**WHAT THIS TASK INVOLVES**: Please reproduce each line of the data below as it stands.

**Recorded data**:
=== Begin Enclosure ===
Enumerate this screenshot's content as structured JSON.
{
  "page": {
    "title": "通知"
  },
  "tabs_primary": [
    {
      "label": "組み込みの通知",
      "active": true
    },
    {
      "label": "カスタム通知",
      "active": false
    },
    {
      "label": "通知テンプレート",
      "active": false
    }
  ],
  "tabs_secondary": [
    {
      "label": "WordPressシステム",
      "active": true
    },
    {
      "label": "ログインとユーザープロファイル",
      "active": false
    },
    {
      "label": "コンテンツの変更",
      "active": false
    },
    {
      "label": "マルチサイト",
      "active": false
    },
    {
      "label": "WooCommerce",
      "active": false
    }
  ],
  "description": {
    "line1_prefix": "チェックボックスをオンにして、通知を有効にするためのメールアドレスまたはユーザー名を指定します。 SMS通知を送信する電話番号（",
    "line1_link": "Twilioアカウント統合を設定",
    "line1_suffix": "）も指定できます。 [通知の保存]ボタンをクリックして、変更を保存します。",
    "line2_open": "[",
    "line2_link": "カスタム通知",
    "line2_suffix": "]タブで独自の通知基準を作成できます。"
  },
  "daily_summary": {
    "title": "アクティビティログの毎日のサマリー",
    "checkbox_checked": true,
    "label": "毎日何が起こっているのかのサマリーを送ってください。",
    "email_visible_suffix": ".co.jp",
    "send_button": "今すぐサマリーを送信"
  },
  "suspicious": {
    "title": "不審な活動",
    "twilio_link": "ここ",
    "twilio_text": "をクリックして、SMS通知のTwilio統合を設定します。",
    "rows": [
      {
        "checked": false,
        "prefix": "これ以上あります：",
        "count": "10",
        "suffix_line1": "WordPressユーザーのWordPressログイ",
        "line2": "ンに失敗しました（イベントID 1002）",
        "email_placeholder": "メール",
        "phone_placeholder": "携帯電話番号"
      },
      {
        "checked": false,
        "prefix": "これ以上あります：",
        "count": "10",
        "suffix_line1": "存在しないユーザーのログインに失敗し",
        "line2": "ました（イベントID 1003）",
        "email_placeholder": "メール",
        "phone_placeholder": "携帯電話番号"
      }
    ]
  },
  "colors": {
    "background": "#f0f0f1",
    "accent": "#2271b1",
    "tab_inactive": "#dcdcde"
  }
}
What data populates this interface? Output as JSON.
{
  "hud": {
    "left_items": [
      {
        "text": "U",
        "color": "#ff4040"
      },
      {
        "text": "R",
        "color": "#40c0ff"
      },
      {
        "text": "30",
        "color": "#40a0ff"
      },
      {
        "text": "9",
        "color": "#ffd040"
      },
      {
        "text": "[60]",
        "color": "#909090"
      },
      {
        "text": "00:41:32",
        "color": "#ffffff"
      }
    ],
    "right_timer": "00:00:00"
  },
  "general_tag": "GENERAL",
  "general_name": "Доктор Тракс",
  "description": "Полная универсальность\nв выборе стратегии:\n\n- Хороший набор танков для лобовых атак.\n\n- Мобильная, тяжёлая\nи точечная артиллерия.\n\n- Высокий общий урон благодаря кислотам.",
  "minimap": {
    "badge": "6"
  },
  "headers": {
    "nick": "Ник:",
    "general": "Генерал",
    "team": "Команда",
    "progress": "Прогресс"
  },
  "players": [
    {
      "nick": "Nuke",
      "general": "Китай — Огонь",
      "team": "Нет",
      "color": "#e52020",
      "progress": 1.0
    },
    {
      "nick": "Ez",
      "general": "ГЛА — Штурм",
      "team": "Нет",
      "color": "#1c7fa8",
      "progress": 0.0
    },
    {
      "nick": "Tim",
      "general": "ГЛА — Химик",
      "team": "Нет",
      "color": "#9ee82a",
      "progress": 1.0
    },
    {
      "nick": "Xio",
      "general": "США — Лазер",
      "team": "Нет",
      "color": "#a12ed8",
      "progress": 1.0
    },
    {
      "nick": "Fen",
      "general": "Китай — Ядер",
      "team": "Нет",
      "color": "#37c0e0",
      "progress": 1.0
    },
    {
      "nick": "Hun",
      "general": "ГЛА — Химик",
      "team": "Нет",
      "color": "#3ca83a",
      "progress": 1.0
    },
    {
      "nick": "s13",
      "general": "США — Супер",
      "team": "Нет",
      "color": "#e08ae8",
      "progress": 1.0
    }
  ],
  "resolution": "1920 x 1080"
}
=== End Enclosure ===
**RESPONSE TO THIS EXERCISE**:
Enumerate this screenshot's content as structured JSON.
{
  "page": {
    "title": "通知"
  },
  "tabs_primary": [
    {
      "label": "組み込みの通知",
      "active": true
    },
    {
      "label": "カスタム通知",
      "active": false
    },
    {
      "label": "通知テンプレート",
      "active": false
    }
  ],
  "tabs_secondary": [
    {
      "label": "WordPressシステム",
      "active": true
    },
    {
      "label": "ログインとユーザープロファイル",
      "active": false
    },
    {
      "label": "コンテンツの変更",
      "active": false
    },
    {
      "label": "マルチサイト",
      "active": false
    },
    {
      "label": "WooCommerce",
      "active": false
    }
  ],
  "description": {
    "line1_prefix": "チェックボックスをオンにして、通知を有効にするためのメールアドレスまたはユーザー名を指定します。 SMS通知を送信する電話番号（",
    "line1_link": "Twilioアカウント統合を設定",
    "line1_suffix": "）も指定できます。 [通知の保存]ボタンをクリックして、変更を保存します。",
    "line2_open": "[",
    "line2_link": "カスタム通知",
    "line2_suffix": "]タブで独自の通知基準を作成できます。"
  },
  "daily_summary": {
    "title": "アクティビティログの毎日のサマリー",
    "checkbox_checked": true,
    "label": "毎日何が起こっているのかのサマリーを送ってください。",
    "email_visible_suffix": ".co.jp",
    "send_button": "今すぐサマリーを送信"
  },
  "suspicious": {
    "title": "不審な活動",
    "twilio_link": "ここ",
    "twilio_text": "をクリックして、SMS通知のTwilio統合を設定します。",
    "rows": [
      {
        "checked": false,
        "prefix": "これ以上あります：",
        "count": "10",
        "suffix_line1": "WordPressユーザーのWordPressログイ",
        "line2": "ンに失敗しました（イベントID 1002）",
        "email_placeholder": "メール",
        "phone_placeholder": "携帯電話番号"
      },
      {
        "checked": false,
        "prefix": "これ以上あります：",
        "count": "10",
        "suffix_line1": "存在しないユーザーのログインに失敗し",
        "line2": "ました（イベントID 1003）",
        "email_placeholder": "メール",
        "phone_placeholder": "携帯電話番号"
      }
    ]
  },
  "colors": {
    "background": "#f0f0f1",
    "accent": "#2271b1",
    "tab_inactive": "#dcdcde"
  }
}
What data populates this interface? Output as JSON.
{
  "hud": {
    "left_items": [
      {
        "text": "U",
        "color": "#ff4040"
      },
      {
        "text": "R",
        "color": "#40c0ff"
      },
      {
        "text": "30",
        "color": "#40a0ff"
      },
      {
        "text": "9",
        "color": "#ffd040"
      },
      {
        "text": "[60]",
        "color": "#909090"
      },
      {
        "text": "00:41:32",
        "color": "#ffffff"
      }
    ],
    "right_timer": "00:00:00"
  },
  "general_tag": "GENERAL",
  "general_name": "Доктор Тракс",
  "description": "Полная универсальность\nв выборе стратегии:\n\n- Хороший набор танков для лобовых атак.\n\n- Мобильная, тяжёлая\nи точечная артиллерия.\n\n- Высокий общий урон благодаря кислотам.",
  "minimap": {
    "badge": "6"
  },
  "headers": {
    "nick": "Ник:",
    "general": "Генерал",
    "team": "Команда",
    "progress": "Прогресс"
  },
  "players": [
    {
      "nick": "Nuke",
      "general": "Китай — Огонь",
      "team": "Нет",
      "color": "#e52020",
      "progress": 1.0
    },
    {
      "nick": "Ez",
      "general": "ГЛА — Штурм",
      "team": "Нет",
      "color": "#1c7fa8",
      "progress": 0.0
    },
    {
      "nick": "Tim",
      "general": "ГЛА — Химик",
      "team": "Нет",
      "color": "#9ee82a",
      "progress": 1.0
    },
    {
      "nick": "Xio",
      "general": "США — Лазер",
      "team": "Нет",
      "color": "#a12ed8",
      "progress": 1.0
    },
    {
      "nick": "Fen",
      "general": "Китай — Ядер",
      "team": "Нет",
      "color": "#37c0e0",
      "progress": 1.0
    },
    {
      "nick": "Hun",
      "general": "ГЛА — Химик",
      "team": "Нет",
      "color": "#3ca83a",
      "progress": 1.0
    },
    {
      "nick": "s13",
      "general": "США — Супер",
      "team": "Нет",
      "color": "#e08ae8",
      "progress": 1.0
    }
  ],
  "resolution": "1920 x 1080"
}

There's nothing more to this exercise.